Until the you-know-what is finished, and a chapter in NFPA 72 spells out what you need
NFPA Journal®, January/February 2013
Everyone knows that the you-know-what is paperwork, and that it isn’t enough just to finish it — it needs to be done right. That’s why the NFPA Technical Committee on Fundamentals of Fire Alarm and Signaling Systems has developed a new chapter for the 2013 edition of NFPA 72®, National Fire Alarm and Signaling Code, that is dedicated solely to documentation.
Chapter 7, “Documentation,” states that “The documentation of the design, acceptance, and completion of new systems required under this code shall comply with the minimum requirements of this chapter.” These requirements also apply to any fire alarm system changes that result from the alteration, maintenance, and testing of existing systems previously installed with the intent of meeting the requirements of the newest edition code.
NFPA 72 now clearly spells out for building owners what they must submit when the authority having jurisdiction (AHJ) requires system documentation. Subsection 7.2.1 of the code lists 14 minimum items the documentation must include for all fire alarm and emergency communications systems, both for new systems and additions or alterations to existing systems. These items include the riser diagram for the system, battery and voltage drop calculations, and a completed list of inspection and testing criteria, to name just a few of the important documents in the history of a fire alarm system.
In addition to the items required for basic documentation, the code requires that the system design documents identify the person responsible for system design.

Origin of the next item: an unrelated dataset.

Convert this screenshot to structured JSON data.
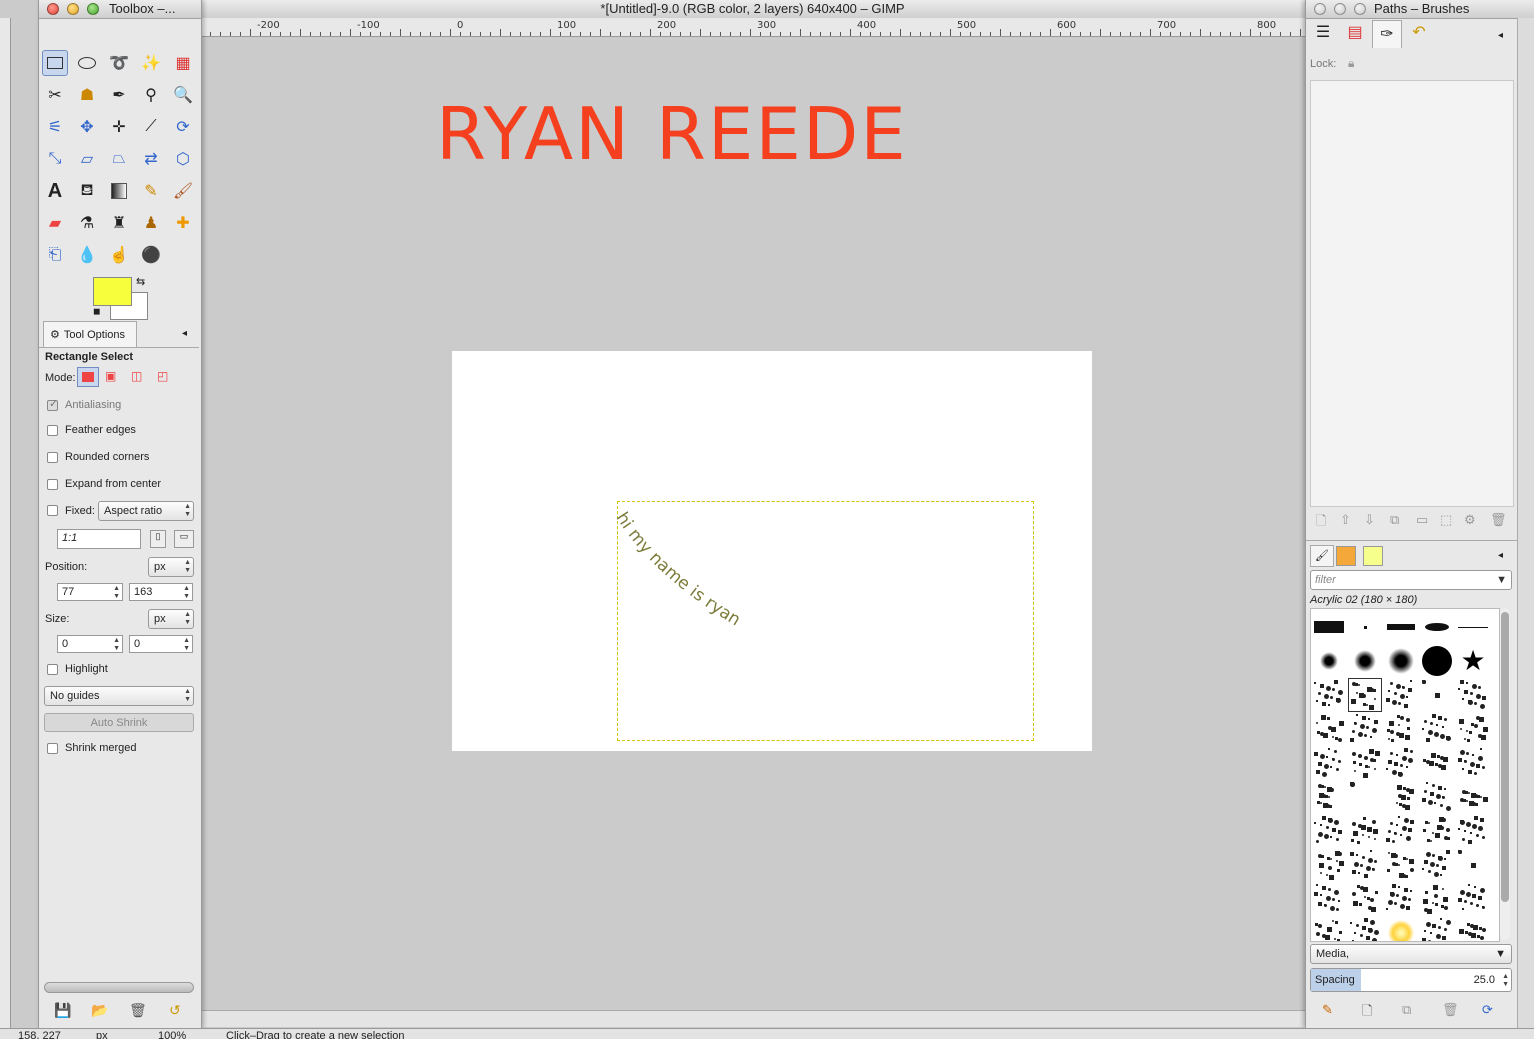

It also requires that all fire alarm drawings use symbols described in NFPA 170, Fire Safety and Emergency Symbols, or other symbols acceptable to the AHJ. What is not specifically discussed in the documentation chapter is the need for the drawings to display all of the candela ratings for strobes; also, if speakers are used in the system design, then each speaker’s power setting must be defined and noted on the design drawings.
It is important to understand that the 14 items listed in subsection 7.2.1 apply for all fire alarm systems. However, when a particular design employs an emergency communications system, additional requirements will apply. A user of the code must review all of the chapters to ensure a particular fire alarm system meets all the requirements; Chapter 7 states that “The requirements of other chapters shall also apply unless they are in conflict with this chapter.” For example, Chapter 18 requires the assignment of acoustical design spaces for emergency voice communication systems, which must also be indicated on the drawings to allow for a more complete review of the drawings.
Additionally, Chapter 24, “Emergency Communications Systems,” includes documentation requirements for the risk analysis, emergency response plan, and evaluation documentation. For the risk analysis and emergency response plan, documentation must list the various scenarios evaluated and the anticipated outcomes, along with the findings and considerations of the risk analysis. The evaluation documentation as identified in Chapter 24 must also include a signed statement by the person responsible for the design, attesting to the evaluation and the resultant technical decision, and deeming it reliable and acceptable for the particular application.
As you can see, the 2013 edition of NFPA 72 has introduced significant changes to the requirements for documentation. I encourage you to review the new Chapter 7 in detail.
Wayne D. Moore, P.E., FSFPE, is a principal with Hughes Associates.